Hwang Pyong-So (2nd L), director of the military's General Political Bureau, the top military post in North Korea, walks with other N.Korean officials, following a meeting in Incheon, South Korea, on October 4, 2014Hwang Pyong-So (2nd L), director of the military's General Political Bureau, the top military post in North Korea, walks with other N.Korean officials, following a meeting in Incheon, South Korea, on October 4, 2014 (AFP Photo/Bay Ismoyo)
Incheon (South Korea) (AFP) - The two Koreas agreed to resume an abandoned formal dialogue Saturday as Pyongyang's second most powerful man led a delegation on the highest-level visit to the South for years.
The surprise trip was ostensibly made to attend Saturday's closing ceremony of the Asian Games.
But a trio of North Korean officials went straight into a series of meetings with the South's top official for North Korean affairs, Unification Minister Ryoo Kihl-Jae, and President Park Geun-Hye's national security adviser Kim Kwan-Jin.
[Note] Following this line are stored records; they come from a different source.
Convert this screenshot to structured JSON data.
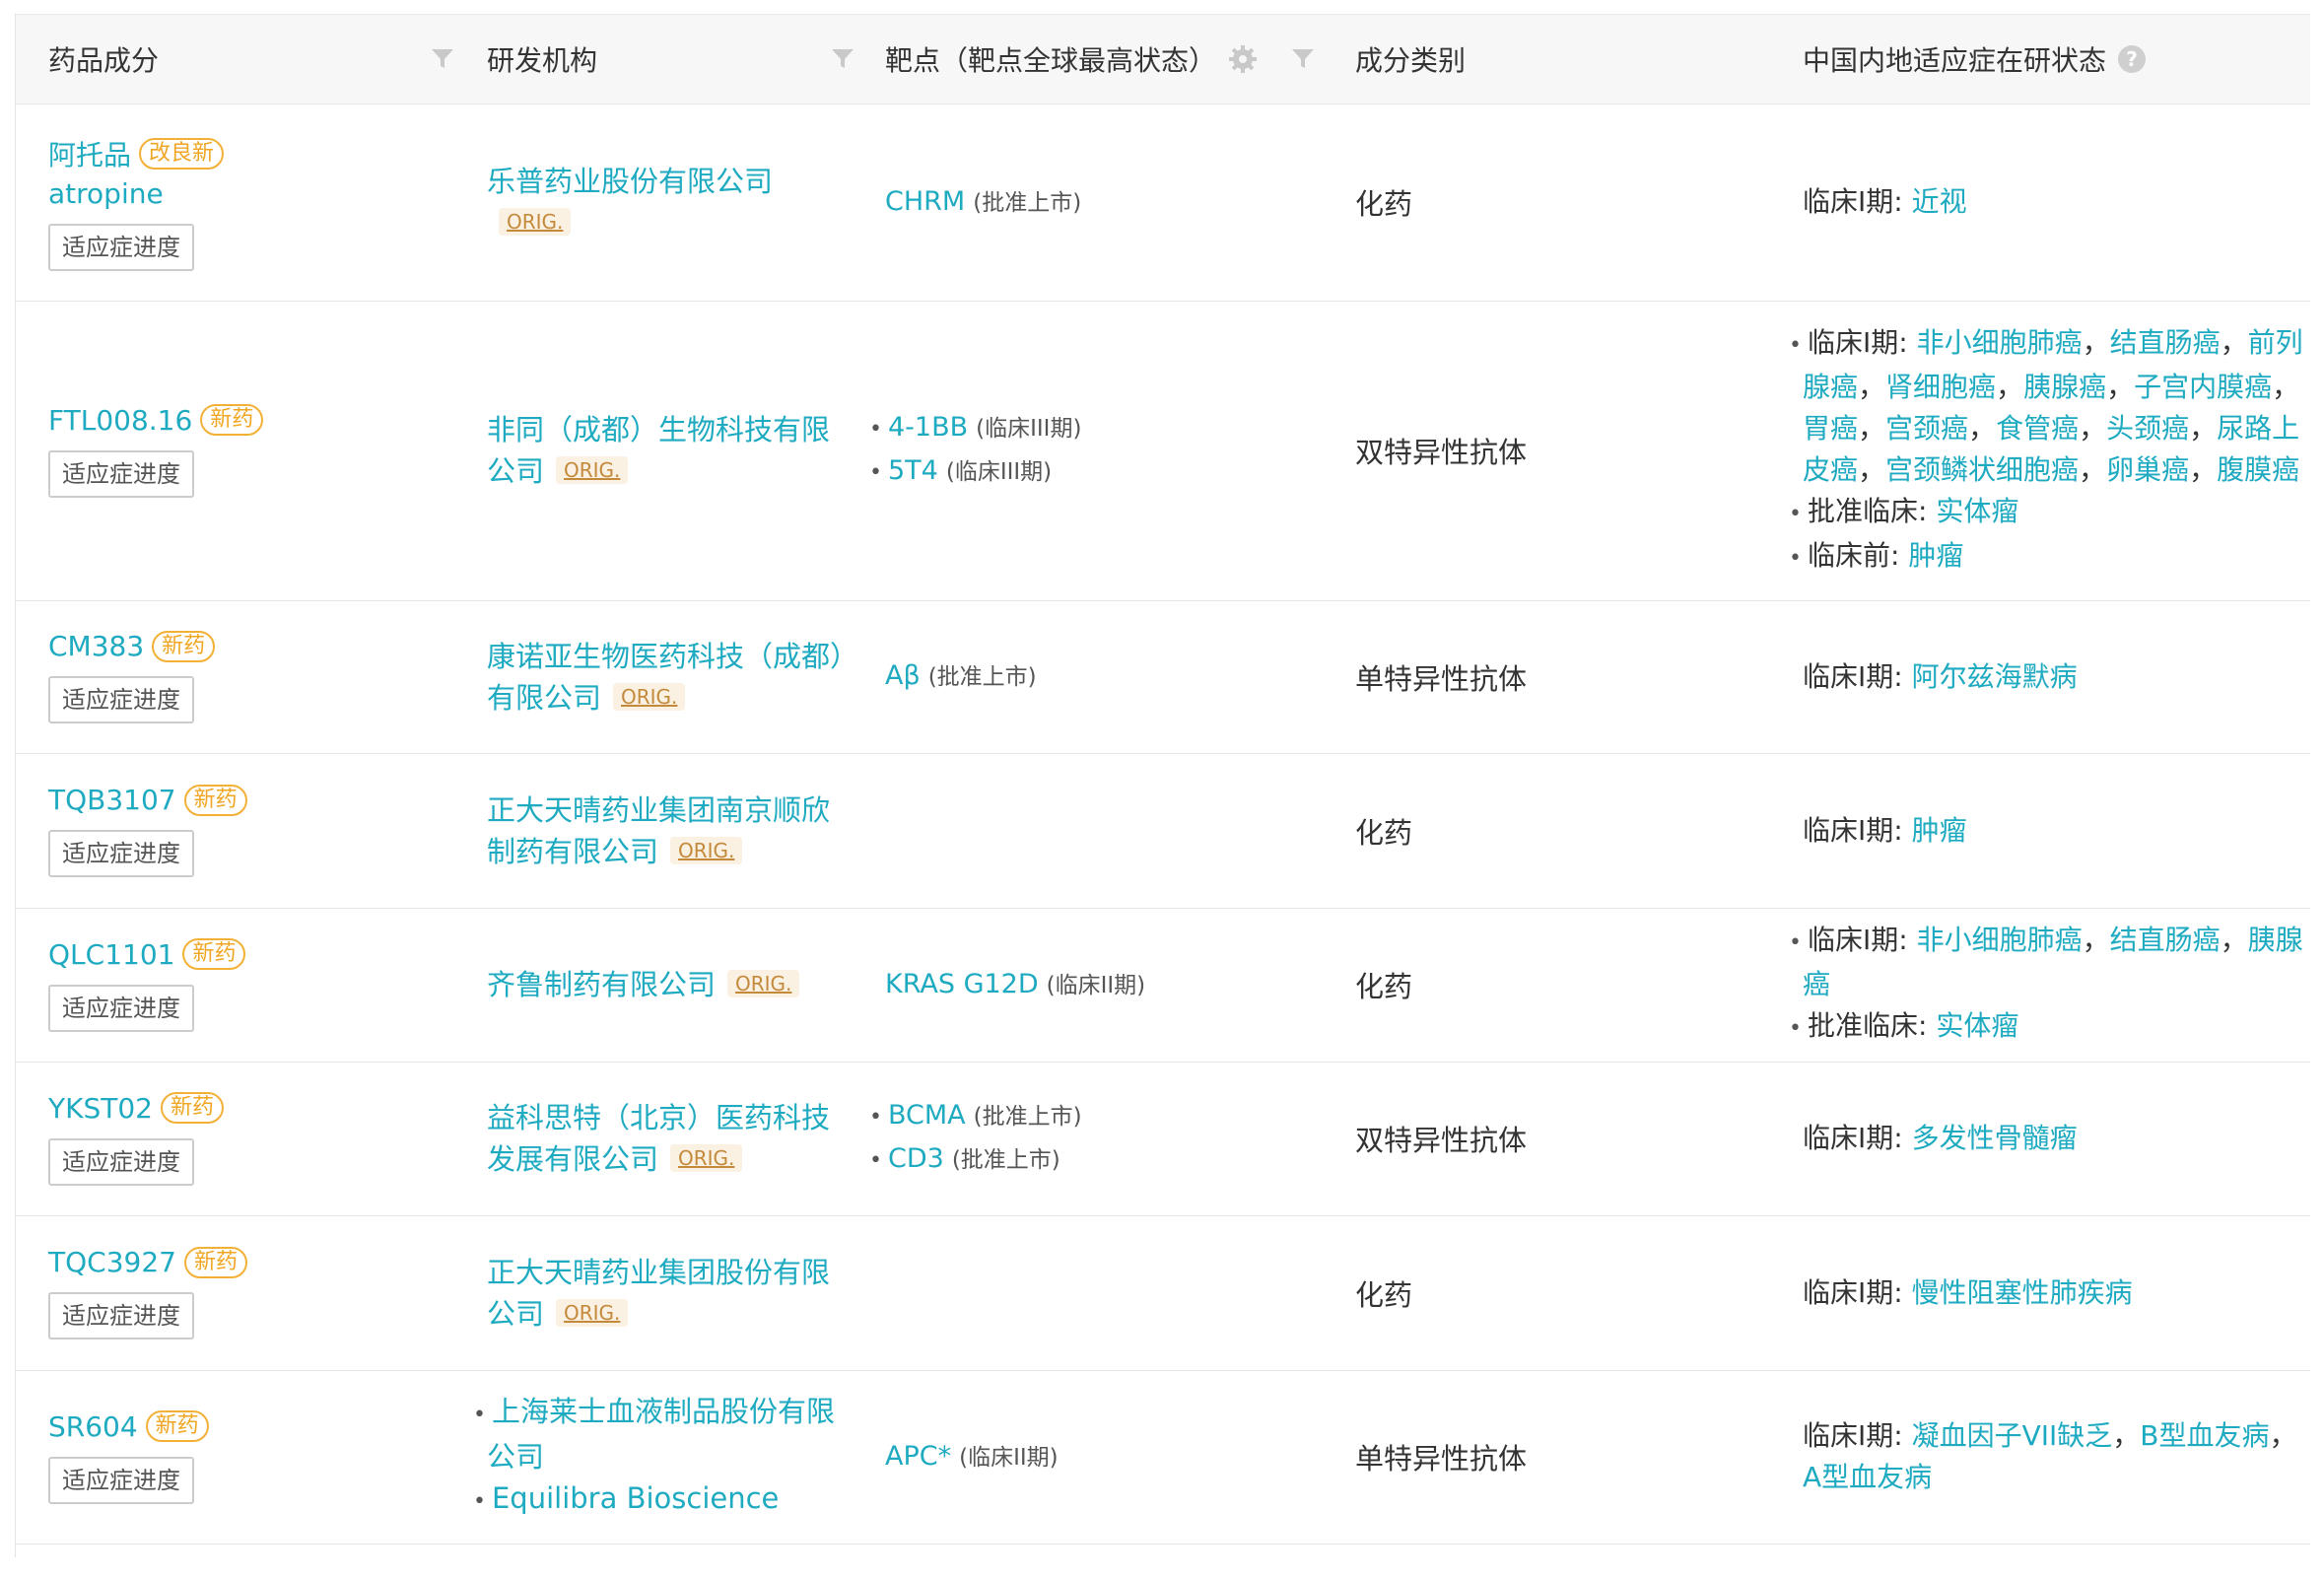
{
  "columns": {
    "drug": "药品成分",
    "org": "研发机构",
    "target": "靶点（靶点全球最高状态）",
    "category": "成分类别",
    "indication": "中国内地适应症在研状态"
  },
  "progress_button_label": "适应症进度",
  "orig_label": "ORIG.",
  "rows": [
    {
      "name": "阿托品",
      "tag": "改良新",
      "en": "atropine",
      "orgs": [
        "乐普药业股份有限公司"
      ],
      "targets": [
        {
          "name": "CHRM",
          "status": "(批准上市)"
        }
      ],
      "category": "化药",
      "indications": [
        {
          "phase": "临床I期: ",
          "items": [
            "近视"
          ]
        }
      ]
    },
    {
      "name": "FTL008.16",
      "tag": "新药",
      "orgs": [
        "非同（成都）生物科技有限公司"
      ],
      "targets": [
        {
          "name": "4-1BB",
          "status": "(临床III期)"
        },
        {
          "name": "5T4",
          "status": "(临床III期)"
        }
      ],
      "category": "双特异性抗体",
      "indications": [
        {
          "phase": "临床I期: ",
          "items": [
            "非小细胞肺癌",
            "结直肠癌",
            "前列腺癌",
            "肾细胞癌",
            "胰腺癌",
            "子宫内膜癌",
            "胃癌",
            "宫颈癌",
            "食管癌",
            "头颈癌",
            "尿路上皮癌",
            "宫颈鳞状细胞癌",
            "卵巢癌",
            "腹膜癌"
          ]
        },
        {
          "phase": "批准临床: ",
          "items": [
            "实体瘤"
          ]
        },
        {
          "phase": "临床前: ",
          "items": [
            "肿瘤"
          ]
        }
      ]
    },
    {
      "name": "CM383",
      "tag": "新药",
      "orgs": [
        "康诺亚生物医药科技（成都）有限公司"
      ],
      "targets": [
        {
          "name": "Aβ",
          "status": "(批准上市)"
        }
      ],
      "category": "单特异性抗体",
      "indications": [
        {
          "phase": "临床I期: ",
          "items": [
            "阿尔兹海默病"
          ]
        }
      ]
    },
    {
      "name": "TQB3107",
      "tag": "新药",
      "orgs": [
        "正大天晴药业集团南京顺欣制药有限公司"
      ],
      "targets": [],
      "category": "化药",
      "indications": [
        {
          "phase": "临床I期: ",
          "items": [
            "肿瘤"
          ]
        }
      ]
    },
    {
      "name": "QLC1101",
      "tag": "新药",
      "orgs": [
        "齐鲁制药有限公司"
      ],
      "targets": [
        {
          "name": "KRAS G12D",
          "status": "(临床II期)"
        }
      ],
      "category": "化药",
      "indications": [
        {
          "phase": "临床I期: ",
          "items": [
            "非小细胞肺癌",
            "结直肠癌",
            "胰腺癌"
          ]
        },
        {
          "phase": "批准临床: ",
          "items": [
            "实体瘤"
          ]
        }
      ]
    },
    {
      "name": "YKST02",
      "tag": "新药",
      "orgs": [
        "益科思特（北京）医药科技发展有限公司"
      ],
      "targets": [
        {
          "name": "BCMA",
          "status": "(批准上市)"
        },
        {
          "name": "CD3",
          "status": "(批准上市)"
        }
      ],
      "category": "双特异性抗体",
      "indications": [
        {
          "phase": "临床I期: ",
          "items": [
            "多发性骨髓瘤"
          ]
        }
      ]
    },
    {
      "name": "TQC3927",
      "tag": "新药",
      "orgs": [
        "正大天晴药业集团股份有限公司"
      ],
      "targets": [],
      "category": "化药",
      "indications": [
        {
          "phase": "临床I期: ",
          "items": [
            "慢性阻塞性肺疾病"
          ]
        }
      ]
    },
    {
      "name": "SR604",
      "tag": "新药",
      "orgs": [
        "上海莱士血液制品股份有限公司",
        "Equilibra Bioscience"
      ],
      "targets": [
        {
          "name": "APC*",
          "status": "(临床II期)"
        }
      ],
      "category": "单特异性抗体",
      "indications": [
        {
          "phase": "临床I期: ",
          "items": [
            "凝血因子VII缺乏",
            "B型血友病",
            "A型血友病"
          ]
        }
      ]
    }
  ]
}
It was a marked turnaround after months of military tensions and vicious personal attacks in the North Korean state media against the "political prostitute" Park.
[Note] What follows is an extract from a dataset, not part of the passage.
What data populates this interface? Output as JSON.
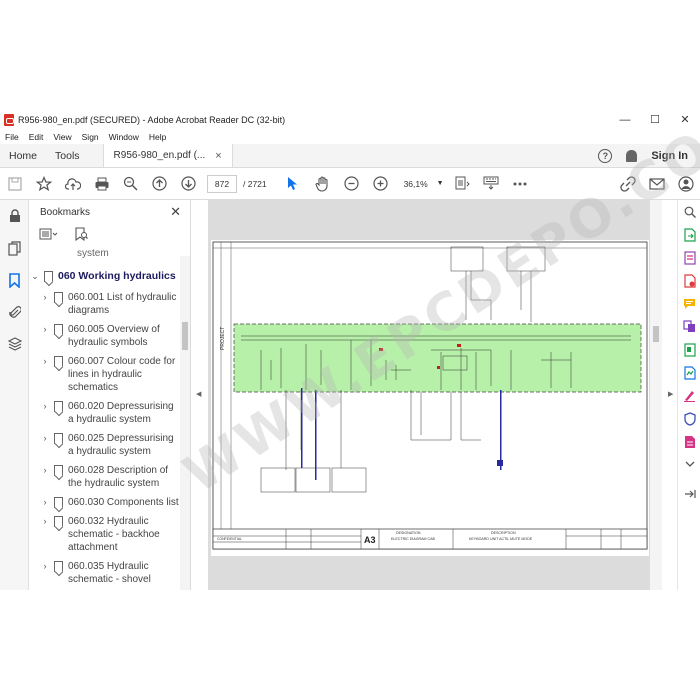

The delegation included the newly elected vice chairman of the National Defence Commission Hwang Pyong-So, who is widely seen as the second most powerful man in North Korea after paramount leader Kim Jong-Un.
Kim has not been seen in public for a month, fuelling speculation about his health and even triggering rumours of a coup.
Accompanying Hwang was another Kim confidante, Choe Ryong-Hae, and Kim Yang-Gon who heads the ruling party's United Front Department in charge of South Korea-related affairs.
- North Korean 'dream team' -
"This is a very big deal," said John Delury, a North Korea expert at Yonsei University in Seoul.
"If you are Park Geun-Hye and you want a credible channel to the leadership in Pyongyang, then this is your dream team," Delury said.
The two sides agreed to try and resume by early November a high-level dialogue that has been in limbo for seven months.
The last round in February resulted in the North hosting a rare reunion of families separated by the Korean War.
The South's Unification Ministry, which was only informed of the visit late Friday, said Park would have liked to meet the delegation, but it had not been possible to schedule a visit to the presidential Blue House.
During the talks, which lasted several hours, Choe thanked the South for the hospitality it had shown the North Korean athletes attending the Asiad in Incheon.
"I am proud that in the effort for reunification, the sports field is leading the way," said Choe, who heads the national sports commission.
North Korea has exceeded all expectations at the Games and, with just a handful of events remaining, lies seventh in the medals table with 11 golds.
But the North Korean officials made it clear that the Games were not the main focus.
"We have come here in the hope that this opportunity will provide a chance for the North and the South to strengthen their relations," Kim Yang-Gon said.
The two Koreas have remained technically at war since the end of the 1950-53 Korean conflict, and recent months have seen one of the regular spikes in cross-border tensions.
Infuriated by South Korea-US joint military exercises, the North carried out an extended series of rocket and missile launches into the Sea of Japan (East Sea).
TV footage of Saturday's talks showed Hwang, who holds the rank of vice marshal in the Korean People's Army, dressed in military uniform, while Choe and Kim both wore dark suits.
- A crucial opportunity -
South Korean National Security Adviser Kim Kwan-Jim, who just months ago Pyongyang was describing as a "confrontation maniac", said the visit offered an important opportunity.
"As we have here people with very special positions in the North, we should make efforts to push relations forward," Kim said.
As ties with its most important ally China have cooled, North Korea has gone on something of a diplomatic offensive of late, even sending its foreign minister to the UN General Assembly for the first time since 1999.
North Korea wants a resumption of six-party talks on its nuclear programme, but the United States and South Korea insist it must first make a tangible commitment to abandoning nuclear weapons.
Before watching the Asiad closing ceremony in the evening, the three officials met briefly with South Korea's prime minister Chung Hong-Won at the main Games stadium.
Later they returned to Incheon airport for the flight back to Pyongyang.